EXERCISE INSTRUCTIONS = Scan the data. Collect each line that contains the word "handle".

######

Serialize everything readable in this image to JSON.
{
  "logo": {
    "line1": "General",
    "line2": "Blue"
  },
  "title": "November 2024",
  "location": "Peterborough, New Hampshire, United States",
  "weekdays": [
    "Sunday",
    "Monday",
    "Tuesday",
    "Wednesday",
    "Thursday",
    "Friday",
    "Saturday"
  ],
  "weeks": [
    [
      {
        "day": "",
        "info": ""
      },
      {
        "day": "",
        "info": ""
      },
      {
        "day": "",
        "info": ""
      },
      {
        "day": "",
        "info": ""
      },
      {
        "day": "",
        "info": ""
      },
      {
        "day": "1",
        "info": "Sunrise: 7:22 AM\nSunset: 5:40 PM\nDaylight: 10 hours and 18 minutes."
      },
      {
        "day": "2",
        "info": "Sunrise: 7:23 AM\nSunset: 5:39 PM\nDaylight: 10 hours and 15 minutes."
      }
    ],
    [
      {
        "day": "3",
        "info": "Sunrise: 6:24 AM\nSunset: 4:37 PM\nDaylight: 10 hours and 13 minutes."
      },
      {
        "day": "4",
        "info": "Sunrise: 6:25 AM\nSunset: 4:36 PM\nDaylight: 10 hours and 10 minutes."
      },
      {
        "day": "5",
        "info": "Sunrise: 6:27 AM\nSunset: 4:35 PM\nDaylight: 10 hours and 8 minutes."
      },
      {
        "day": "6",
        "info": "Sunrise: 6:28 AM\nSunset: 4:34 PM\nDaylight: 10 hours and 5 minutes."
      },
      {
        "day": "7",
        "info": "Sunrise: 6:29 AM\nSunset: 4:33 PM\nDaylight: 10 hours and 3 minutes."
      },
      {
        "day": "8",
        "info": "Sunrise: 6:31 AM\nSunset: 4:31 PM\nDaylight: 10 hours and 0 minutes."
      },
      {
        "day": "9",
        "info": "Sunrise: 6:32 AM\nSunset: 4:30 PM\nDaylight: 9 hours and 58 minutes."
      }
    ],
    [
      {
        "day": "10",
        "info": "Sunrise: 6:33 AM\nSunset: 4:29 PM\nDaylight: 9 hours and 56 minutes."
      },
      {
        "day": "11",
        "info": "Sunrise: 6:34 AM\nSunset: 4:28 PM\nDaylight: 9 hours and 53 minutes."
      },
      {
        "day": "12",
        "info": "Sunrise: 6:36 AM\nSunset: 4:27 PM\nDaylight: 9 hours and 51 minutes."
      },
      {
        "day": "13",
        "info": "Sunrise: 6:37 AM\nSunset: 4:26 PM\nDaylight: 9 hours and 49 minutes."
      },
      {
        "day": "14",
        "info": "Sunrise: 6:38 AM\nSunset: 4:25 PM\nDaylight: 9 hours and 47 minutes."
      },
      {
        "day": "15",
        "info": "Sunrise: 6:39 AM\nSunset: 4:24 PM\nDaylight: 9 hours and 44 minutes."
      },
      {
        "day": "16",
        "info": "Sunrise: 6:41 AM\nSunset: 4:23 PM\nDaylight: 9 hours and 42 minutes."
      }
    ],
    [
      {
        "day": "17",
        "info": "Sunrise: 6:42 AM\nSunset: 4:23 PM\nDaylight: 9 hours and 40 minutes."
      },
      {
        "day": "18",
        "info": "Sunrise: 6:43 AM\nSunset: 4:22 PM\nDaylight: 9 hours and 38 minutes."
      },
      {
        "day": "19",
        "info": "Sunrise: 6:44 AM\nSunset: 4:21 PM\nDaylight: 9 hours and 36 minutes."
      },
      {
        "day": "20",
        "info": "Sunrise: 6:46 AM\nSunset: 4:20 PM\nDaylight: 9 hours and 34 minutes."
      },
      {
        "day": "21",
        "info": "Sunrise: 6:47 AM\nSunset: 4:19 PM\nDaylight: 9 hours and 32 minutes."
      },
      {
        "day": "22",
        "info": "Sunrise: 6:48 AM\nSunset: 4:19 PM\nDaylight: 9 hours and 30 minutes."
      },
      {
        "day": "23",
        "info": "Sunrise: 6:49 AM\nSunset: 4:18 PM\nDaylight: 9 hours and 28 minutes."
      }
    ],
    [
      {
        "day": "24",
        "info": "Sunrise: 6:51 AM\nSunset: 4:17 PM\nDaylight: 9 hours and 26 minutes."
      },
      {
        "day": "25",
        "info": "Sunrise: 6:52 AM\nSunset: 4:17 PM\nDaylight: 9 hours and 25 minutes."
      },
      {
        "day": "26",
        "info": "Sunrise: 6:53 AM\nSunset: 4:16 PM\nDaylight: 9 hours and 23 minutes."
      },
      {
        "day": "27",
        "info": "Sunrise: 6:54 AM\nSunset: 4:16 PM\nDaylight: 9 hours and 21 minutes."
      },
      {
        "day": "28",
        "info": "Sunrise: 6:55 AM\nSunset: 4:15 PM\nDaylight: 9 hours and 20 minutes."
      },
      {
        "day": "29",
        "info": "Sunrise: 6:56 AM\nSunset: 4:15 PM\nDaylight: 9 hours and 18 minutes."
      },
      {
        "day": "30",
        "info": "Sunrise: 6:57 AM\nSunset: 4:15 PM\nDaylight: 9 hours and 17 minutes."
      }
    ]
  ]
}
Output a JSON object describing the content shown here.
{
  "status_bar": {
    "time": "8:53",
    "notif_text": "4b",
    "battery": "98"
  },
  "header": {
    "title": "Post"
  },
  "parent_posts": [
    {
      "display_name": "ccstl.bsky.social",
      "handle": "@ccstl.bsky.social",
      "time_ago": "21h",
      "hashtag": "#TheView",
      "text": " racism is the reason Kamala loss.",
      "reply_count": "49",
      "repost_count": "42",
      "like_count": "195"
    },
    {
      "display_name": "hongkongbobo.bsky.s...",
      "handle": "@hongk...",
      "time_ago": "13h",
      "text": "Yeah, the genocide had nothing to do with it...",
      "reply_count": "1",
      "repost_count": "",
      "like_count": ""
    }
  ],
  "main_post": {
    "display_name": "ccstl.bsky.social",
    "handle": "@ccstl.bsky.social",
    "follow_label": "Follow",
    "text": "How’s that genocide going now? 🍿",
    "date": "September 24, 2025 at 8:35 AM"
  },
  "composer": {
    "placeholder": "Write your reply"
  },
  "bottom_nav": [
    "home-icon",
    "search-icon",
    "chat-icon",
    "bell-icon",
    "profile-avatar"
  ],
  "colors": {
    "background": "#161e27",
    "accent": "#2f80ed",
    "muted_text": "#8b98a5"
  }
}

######

ANSWER TO THE PROBLEM =
      "handle": "@ccstl.bsky.social",
      "handle": "@hongk...",
    "handle": "@ccstl.bsky.social",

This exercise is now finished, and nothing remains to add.